Wetland developments at Carr Creek Lake benefit wildlife, educate youth

Published Dec. 18, 2009

The five vernal ponds that were constructed at Flaxpatch Branch off Route 1231 at Carr Creek Lake in July 2007, have evolved nicely. The ponds were constructed by Ranger Kevin Wright with the assistance of Tom Biebighauser, U.S. Department of Agriculture (USDA) wildlife biologist, funding for the project was provided by the Knott County USDA Soil and Water Conservation District.

Since then, the ponds are holding water and re-colonization has started as indicated by the data gathered by Co-op Ranger Thomas Jackson during his research project as a student at Alice Lloyd College. The following is a verified list of species that have colonized at the ponds: red spotted newt, wood frog, bull frog, spring peeper, American toad, Fowler’s toad, pickerel frog, southern leopard frog and mountain chorus frog. The ecology department at Alice Lloyd College has expressed an interest in using the vernal ponds for various research projects and studies and in April 2009, an ecology class conducted a short bat survey of the area. Unfortunately, the weather was bad and no bats were netted, but future bat surveys are scheduled. This is a partnership that the U.S. Army Corps of Engineers, Carr Creek Lake and Alice Lloyd College hope to continue for many years.

This fall, Jackson conducted short introductory tours of the area to some young, but very enthusiastic Head Start students from Knott County. Ranger Jackson explained the importance of the ponds for the local ecology and netted several species of amphibians and insects that have inhabited the ponds for the children to touch, examine and hold. He also showed them some aquatic plants that live in the ponds and how they and the amphibians depend on each other for their existence.

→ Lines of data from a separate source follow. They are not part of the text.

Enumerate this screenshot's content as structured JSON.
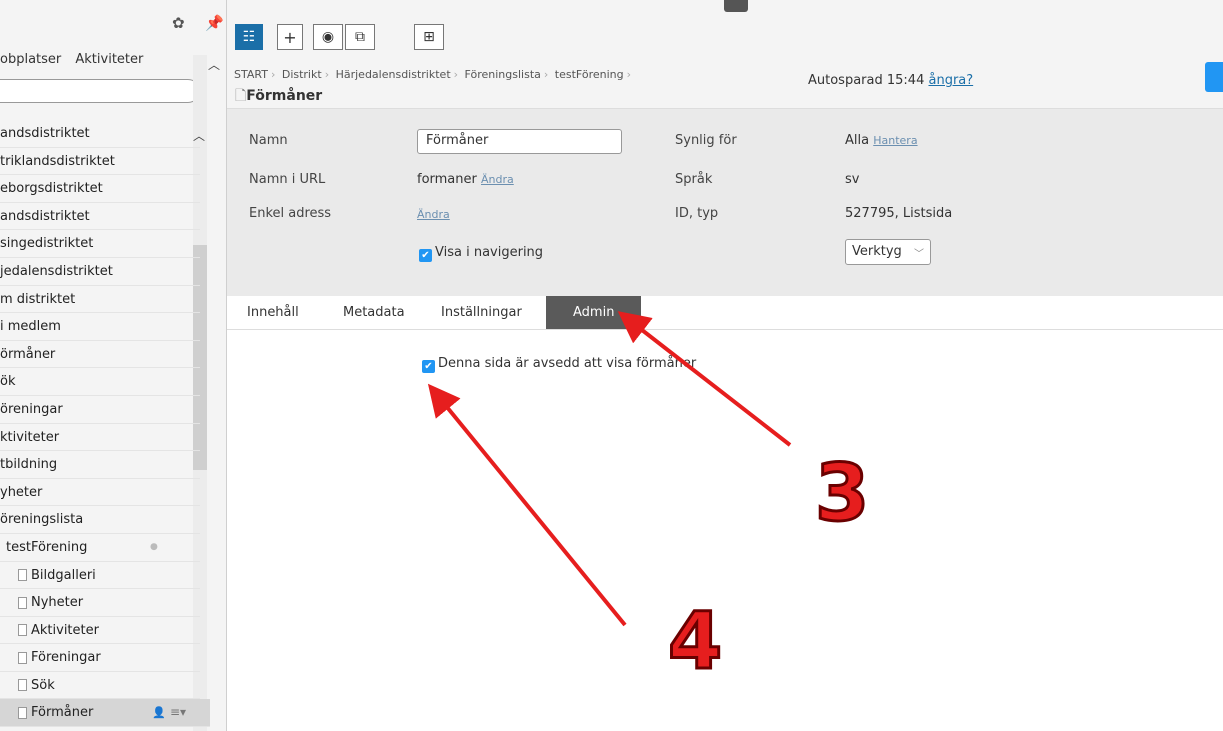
{
  "sidebar": {
    "tabs": [
      "obplatser",
      "Aktiviteter"
    ],
    "items": [
      {
        "label": "andsdistriktet"
      },
      {
        "label": "triklandsdistriktet"
      },
      {
        "label": "eborgsdistriktet"
      },
      {
        "label": "andsdistriktet"
      },
      {
        "label": "singedistriktet"
      },
      {
        "label": "jedalensdistriktet"
      },
      {
        "label": "m distriktet"
      },
      {
        "label": "i medlem"
      },
      {
        "label": "örmåner"
      },
      {
        "label": "ök"
      },
      {
        "label": "öreningar"
      },
      {
        "label": "ktiviteter"
      },
      {
        "label": "tbildning"
      },
      {
        "label": "yheter"
      },
      {
        "label": "öreningslista"
      },
      {
        "label": "testFörening"
      },
      {
        "label": "Bildgalleri"
      },
      {
        "label": "Nyheter"
      },
      {
        "label": "Aktiviteter"
      },
      {
        "label": "Föreningar"
      },
      {
        "label": "Sök"
      },
      {
        "label": "Förmåner"
      }
    ]
  },
  "breadcrumb": [
    "START",
    "Distrikt",
    "Härjedalensdistriktet",
    "Föreningslista",
    "testFörening"
  ],
  "page_title": "Förmåner",
  "autosave": {
    "text": "Autosparad 15:44",
    "undo": "ångra?"
  },
  "props": {
    "name_label": "Namn",
    "name_value": "Förmåner",
    "url_label": "Namn i URL",
    "url_value": "formaner",
    "url_change": "Ändra",
    "address_label": "Enkel adress",
    "address_change": "Ändra",
    "show_in_nav": "Visa i navigering",
    "visible_label": "Synlig för",
    "visible_value": "Alla",
    "visible_manage": "Hantera",
    "lang_label": "Språk",
    "lang_value": "sv",
    "id_label": "ID, typ",
    "id_value": "527795, Listsida",
    "tools": "Verktyg"
  },
  "tabs": [
    "Innehåll",
    "Metadata",
    "Inställningar",
    "Admin"
  ],
  "admin": {
    "checkbox_label": "Denna sida är avsedd att visa förmåner"
  },
  "annotations": {
    "three": "3",
    "four": "4"
  },
  "colors": {
    "accent": "#2196f3",
    "annotation": "#e61e1e",
    "active_tab": "#5a5a5a"
  }
}
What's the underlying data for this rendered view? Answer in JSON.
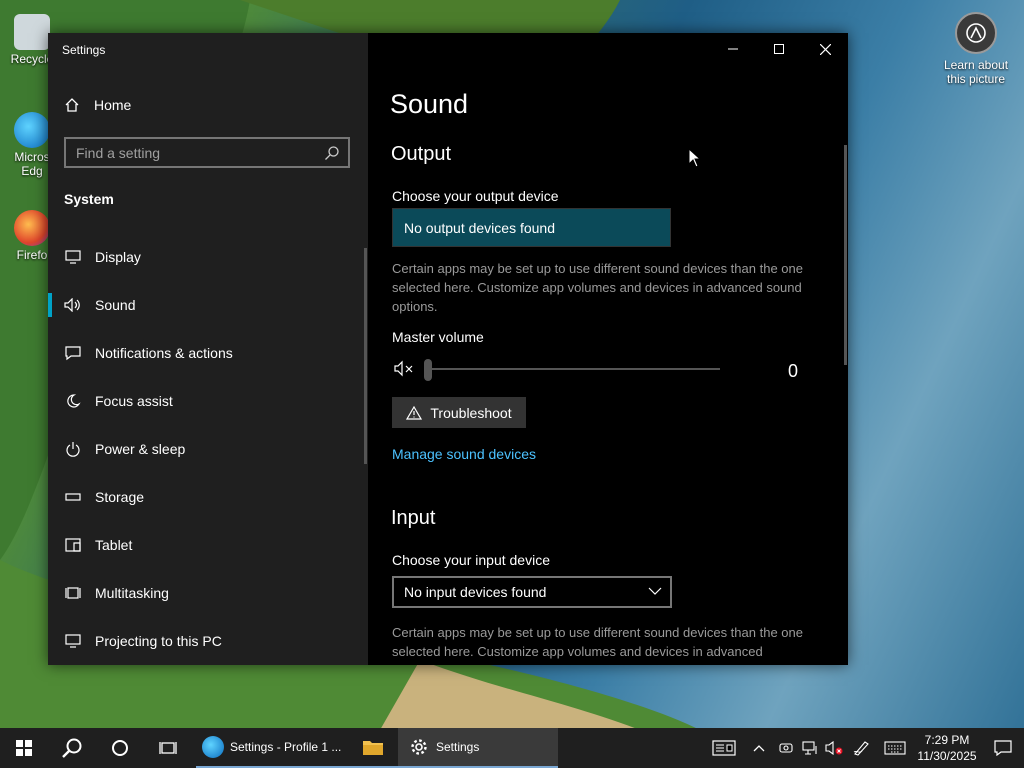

The philosophy at Carr Creek Lake is to get them started at an early age, get children interested in nature and how important it is to preserve and protect it. This is just one program here at Carr Creek Lake that directly supports the need for the nation’s youth to "get back to nature."

What are vernal ponds?

Vernal ponds are a type of seasonal or temporary wetland. They were once common, naturally occurring features on the landscape. Vernal ponds are known by many names and vary in definition. In some locations their name denotes the relationship to the vernal or spring equinox. In areas where the seasons are less pronounced, many refer to them as ephemeral, seasonal or temporary wetlands.

Wetlands that do not contain fish are uncommon, but they are so very important to frogs and salamander species because fish are a major predator. Approximately one-half of all frogs and one-third of all salamander species rely on seasonal or temporary wetlands for development. The wood frog, spotted salamander and eastern spade foot toad larvae are just a few of the amphibians that can successfully mature and emerge from these fishless habitats.

Waterfowl such as the wood duck and mallard use vernal ponds extensively during migration and for consuming insects, crustaceans and seeds for energy during their long flights.

Reptiles such as the eastern box turtle and eastern garter snake use vernal ponds as feeding stations as they move from one area to another.

Mammals use vernal ponds, too. Bats are attracted to them as a water source and to the insects that fly over the water.

Vernal ponds and other seasonal wetlands provide a window of necessity for these species to function and fulfill their role in the ecosystem.